We tend to think of diffusers as home goods, or associate them with places of commodified relaxation like spas, without considering the labor practices involved in their production and dissemination. And that’s to say nothing of other scented products, like the ubiquitous pearlescent pink soap — a terribly municipal pleasure that smells deliciously of almonds, but is made using prison labor by companies like Corcraft. (Earlier this year, NY governor Cuomo came under fire for trumpeting his new plan of having incarcerated people produce NYS Clean-branded hand sanitizer to meet the initial shortage, but it was later revealed that they were simply rebottling an existing product of unknown origin.)

Earlier this year I got mysteriously sick, with a furious itching that seemed to burn from the inside out and meant I managed to sleep only every two days; joint pain that meant difficulty bending some fingers; constant thirst and a mouth full of cotton wool, overwhelming fatigue; loss of appetite; and sudden, dramatic weight loss. Even with insurance, trying to figure out what was wrong was a nightmare of serial misdiagnoses and shrugs, U.S. healthcare at its finest. I convinced myself, with the help of WebMD, that I was diabetic and also possibly arthritic. Only after leaving for Dubai (for visa reasons), and undergoing a battery of tests, was I diagnosed as having essentially poisoned my liver — not from drinking (which I rarely do) but entirely from the arsenal of small-herbalist-made herbal tinctures I turned to during the pandemic.

Initially I took them to deal with a sudden debilitating anxiety and panic attacks every time a siren went by on my busy road, and, later in the summer, my entirely inverted sleep schedule. I had replaced my regular habit of overnight infusions (nettle and oatstraw, with some spearmint for flavor) with ghost pipe tinctures, which offered a lot of pain relief from the headaches and jaw clenching I just couldn’t shake. Multi-herb concoctions full of exciting-sounding plants seemed like they might fix everything, or at least go a long way toward amelioration. They were incredibly effective, much more than any diffused oil, and I soon replaced one set of eyedropper bottles for another. Perhaps I reacted badly to one particular ingredient or mixture, but I very certainly shouldn’t have been choosing my own adventure through these very potent tinctures, and 300 percent overdid it.

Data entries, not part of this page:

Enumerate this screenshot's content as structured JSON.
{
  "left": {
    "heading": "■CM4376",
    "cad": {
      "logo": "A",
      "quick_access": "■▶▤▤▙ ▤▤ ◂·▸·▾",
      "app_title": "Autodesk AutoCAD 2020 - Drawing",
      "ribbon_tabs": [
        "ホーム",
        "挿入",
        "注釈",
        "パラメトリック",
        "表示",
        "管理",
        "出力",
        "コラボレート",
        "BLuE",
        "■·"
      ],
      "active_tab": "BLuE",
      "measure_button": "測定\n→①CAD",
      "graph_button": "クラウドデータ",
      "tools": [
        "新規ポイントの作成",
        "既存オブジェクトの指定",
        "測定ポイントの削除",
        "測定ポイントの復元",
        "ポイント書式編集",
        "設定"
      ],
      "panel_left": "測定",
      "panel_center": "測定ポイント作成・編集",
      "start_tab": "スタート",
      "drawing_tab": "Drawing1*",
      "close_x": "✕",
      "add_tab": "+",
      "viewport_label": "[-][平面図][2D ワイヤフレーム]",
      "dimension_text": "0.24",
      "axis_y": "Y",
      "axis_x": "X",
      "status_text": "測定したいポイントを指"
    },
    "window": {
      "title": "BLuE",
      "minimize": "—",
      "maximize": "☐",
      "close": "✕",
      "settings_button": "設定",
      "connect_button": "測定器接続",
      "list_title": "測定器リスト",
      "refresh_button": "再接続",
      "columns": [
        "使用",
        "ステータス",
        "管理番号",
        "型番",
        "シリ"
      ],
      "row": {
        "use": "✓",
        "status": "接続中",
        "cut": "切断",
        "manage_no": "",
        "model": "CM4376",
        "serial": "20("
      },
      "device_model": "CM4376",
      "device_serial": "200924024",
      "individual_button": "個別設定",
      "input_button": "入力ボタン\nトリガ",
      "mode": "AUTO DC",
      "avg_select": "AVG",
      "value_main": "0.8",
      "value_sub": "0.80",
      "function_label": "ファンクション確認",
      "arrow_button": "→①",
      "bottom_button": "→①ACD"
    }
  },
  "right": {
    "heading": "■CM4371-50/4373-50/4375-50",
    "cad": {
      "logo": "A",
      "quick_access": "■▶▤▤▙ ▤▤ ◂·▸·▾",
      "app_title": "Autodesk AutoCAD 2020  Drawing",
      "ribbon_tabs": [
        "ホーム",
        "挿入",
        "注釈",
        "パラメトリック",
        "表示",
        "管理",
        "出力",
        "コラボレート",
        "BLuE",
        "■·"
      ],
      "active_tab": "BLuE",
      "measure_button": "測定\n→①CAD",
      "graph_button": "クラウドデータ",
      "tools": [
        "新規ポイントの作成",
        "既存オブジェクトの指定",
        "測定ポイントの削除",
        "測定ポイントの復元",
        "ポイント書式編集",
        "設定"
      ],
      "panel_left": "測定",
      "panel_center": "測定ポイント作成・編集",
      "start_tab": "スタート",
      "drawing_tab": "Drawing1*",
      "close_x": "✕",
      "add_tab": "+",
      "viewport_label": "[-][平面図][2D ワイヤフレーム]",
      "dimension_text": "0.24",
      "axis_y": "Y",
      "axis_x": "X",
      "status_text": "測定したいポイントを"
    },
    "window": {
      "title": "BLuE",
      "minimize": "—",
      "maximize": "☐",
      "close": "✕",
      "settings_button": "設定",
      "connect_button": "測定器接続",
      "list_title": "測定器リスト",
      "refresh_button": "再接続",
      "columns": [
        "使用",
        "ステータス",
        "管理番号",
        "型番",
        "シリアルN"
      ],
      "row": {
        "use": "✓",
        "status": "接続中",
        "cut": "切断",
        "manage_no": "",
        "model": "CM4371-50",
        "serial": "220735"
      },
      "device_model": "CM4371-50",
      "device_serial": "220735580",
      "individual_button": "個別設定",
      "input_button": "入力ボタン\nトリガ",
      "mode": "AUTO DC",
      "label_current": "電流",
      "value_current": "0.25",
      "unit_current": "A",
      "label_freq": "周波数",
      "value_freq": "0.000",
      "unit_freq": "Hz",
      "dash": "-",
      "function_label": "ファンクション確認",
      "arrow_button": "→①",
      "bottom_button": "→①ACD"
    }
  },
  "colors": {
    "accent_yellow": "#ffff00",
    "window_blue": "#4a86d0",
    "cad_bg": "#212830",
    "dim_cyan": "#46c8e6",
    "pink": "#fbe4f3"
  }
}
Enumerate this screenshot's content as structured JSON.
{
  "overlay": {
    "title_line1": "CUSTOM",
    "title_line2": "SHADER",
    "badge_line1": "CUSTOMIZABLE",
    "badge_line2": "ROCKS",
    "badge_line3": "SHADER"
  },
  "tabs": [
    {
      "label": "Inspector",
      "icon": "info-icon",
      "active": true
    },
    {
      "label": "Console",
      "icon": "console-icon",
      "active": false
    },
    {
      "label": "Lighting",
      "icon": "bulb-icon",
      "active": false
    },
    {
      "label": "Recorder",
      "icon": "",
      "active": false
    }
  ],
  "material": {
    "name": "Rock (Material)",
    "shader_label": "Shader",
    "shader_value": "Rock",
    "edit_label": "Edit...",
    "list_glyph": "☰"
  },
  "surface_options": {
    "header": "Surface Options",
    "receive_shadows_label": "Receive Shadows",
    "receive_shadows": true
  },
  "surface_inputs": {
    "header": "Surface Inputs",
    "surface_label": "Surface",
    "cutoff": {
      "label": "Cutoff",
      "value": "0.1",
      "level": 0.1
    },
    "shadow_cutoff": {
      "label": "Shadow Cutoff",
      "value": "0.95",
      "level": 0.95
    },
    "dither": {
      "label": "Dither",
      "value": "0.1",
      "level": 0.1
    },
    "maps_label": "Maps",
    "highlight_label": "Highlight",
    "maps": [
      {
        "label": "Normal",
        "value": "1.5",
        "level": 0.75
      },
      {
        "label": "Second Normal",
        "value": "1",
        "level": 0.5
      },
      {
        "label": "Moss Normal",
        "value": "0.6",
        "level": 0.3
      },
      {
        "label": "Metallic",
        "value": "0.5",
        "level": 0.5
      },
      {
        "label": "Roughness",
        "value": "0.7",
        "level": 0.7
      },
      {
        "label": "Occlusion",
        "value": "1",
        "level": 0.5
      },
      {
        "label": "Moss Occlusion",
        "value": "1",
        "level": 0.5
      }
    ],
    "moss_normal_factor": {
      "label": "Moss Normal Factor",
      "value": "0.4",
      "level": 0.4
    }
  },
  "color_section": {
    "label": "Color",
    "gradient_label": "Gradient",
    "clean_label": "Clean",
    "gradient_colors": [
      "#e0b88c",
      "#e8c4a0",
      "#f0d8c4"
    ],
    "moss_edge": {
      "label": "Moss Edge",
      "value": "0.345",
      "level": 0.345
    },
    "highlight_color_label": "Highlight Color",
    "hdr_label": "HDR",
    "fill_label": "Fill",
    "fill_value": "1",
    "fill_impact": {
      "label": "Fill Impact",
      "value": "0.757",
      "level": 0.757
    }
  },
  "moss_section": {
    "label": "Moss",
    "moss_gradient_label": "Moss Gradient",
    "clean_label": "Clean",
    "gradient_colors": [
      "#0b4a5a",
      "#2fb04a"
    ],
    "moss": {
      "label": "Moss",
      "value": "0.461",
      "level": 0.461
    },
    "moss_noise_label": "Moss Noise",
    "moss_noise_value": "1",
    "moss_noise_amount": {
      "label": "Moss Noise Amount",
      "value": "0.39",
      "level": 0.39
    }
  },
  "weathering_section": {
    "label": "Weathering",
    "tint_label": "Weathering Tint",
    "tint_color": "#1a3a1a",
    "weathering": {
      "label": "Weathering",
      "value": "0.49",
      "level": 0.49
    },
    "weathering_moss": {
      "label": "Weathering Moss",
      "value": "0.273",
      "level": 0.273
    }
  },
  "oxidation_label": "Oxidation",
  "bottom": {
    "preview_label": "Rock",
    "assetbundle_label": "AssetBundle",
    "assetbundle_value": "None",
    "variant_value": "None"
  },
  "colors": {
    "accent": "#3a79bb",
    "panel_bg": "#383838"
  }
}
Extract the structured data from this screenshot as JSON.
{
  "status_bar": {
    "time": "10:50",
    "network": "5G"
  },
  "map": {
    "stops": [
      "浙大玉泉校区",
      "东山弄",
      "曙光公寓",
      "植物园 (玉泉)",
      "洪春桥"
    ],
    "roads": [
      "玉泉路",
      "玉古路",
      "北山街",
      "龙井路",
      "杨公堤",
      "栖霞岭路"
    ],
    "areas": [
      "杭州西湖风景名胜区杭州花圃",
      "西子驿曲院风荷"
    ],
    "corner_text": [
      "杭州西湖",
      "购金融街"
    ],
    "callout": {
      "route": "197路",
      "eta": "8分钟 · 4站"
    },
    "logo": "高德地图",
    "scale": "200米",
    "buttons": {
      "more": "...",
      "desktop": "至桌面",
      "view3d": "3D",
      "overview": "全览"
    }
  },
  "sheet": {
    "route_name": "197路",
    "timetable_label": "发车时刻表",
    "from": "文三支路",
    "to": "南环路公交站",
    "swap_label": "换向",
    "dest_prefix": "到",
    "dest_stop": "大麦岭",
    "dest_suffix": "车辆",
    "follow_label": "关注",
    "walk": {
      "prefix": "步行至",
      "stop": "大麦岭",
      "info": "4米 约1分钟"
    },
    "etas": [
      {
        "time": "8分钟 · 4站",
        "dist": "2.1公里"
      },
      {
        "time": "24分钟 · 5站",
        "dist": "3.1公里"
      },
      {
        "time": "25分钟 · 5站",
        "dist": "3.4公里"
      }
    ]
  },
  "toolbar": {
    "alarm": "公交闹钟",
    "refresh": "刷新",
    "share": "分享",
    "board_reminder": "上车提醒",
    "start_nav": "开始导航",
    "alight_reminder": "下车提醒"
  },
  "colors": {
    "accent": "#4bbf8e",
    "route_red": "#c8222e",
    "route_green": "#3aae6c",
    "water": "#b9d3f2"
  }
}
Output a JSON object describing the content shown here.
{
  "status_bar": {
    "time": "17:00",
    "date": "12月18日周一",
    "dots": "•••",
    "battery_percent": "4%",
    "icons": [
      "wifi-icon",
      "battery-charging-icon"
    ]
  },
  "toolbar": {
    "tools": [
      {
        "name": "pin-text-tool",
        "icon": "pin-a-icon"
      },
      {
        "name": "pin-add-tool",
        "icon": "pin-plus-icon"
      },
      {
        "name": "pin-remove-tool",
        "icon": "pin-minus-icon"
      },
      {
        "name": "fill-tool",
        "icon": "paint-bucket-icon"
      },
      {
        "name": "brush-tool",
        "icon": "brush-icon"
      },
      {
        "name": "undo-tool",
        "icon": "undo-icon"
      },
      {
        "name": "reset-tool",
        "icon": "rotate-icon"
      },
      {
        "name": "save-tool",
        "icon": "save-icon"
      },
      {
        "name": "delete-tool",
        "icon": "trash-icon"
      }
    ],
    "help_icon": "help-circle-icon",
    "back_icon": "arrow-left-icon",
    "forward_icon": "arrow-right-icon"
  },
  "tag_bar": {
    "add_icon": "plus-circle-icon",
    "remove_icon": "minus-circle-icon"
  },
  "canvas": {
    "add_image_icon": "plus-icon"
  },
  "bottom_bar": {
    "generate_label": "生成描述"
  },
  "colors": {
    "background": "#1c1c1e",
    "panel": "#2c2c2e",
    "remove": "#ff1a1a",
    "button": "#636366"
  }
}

I stopped “everything but food,” as my doctor put it, while medications meant that my body slowly began to heal. Talking to others who had done something similar, I feel especially lucky, not in the least for being able to access a functioning healthcare system in the UAE. When I returned to NYC, though it took me a day to work up to it, I tipped each beloved bottle into the bin. I began running my diffuser and, as it got colder, burning candles again.

Do I believe that my diffuser has any appreciable effect on my respiratory system, or even my mental health? I’m not sure I do, beyond a familiar Vicks VapoRub-type congestion clearing. When they show up at the market, I’ll get new eucalyptus branches for my shower. Maybe I’ll try lavender oil on my still slightly stiff knuckles, but realistically, probably not. When I leave New York in a few months, I will leave my now falling-apart diffuser behind and, down the line, look for one that might last. Anyway, these scents mean something different to me now. I wonder if I’ll even be able to smell many of them again without thinking of this long, weird, lonely, scent-drenched year.

Rahel Aima is a writer based between Brooklyn and Dubai. She runs NIGHTLIFE, a newsletter about staying in, and is currently working on a book about oil, water, and digital culture in the Arabian Gulf.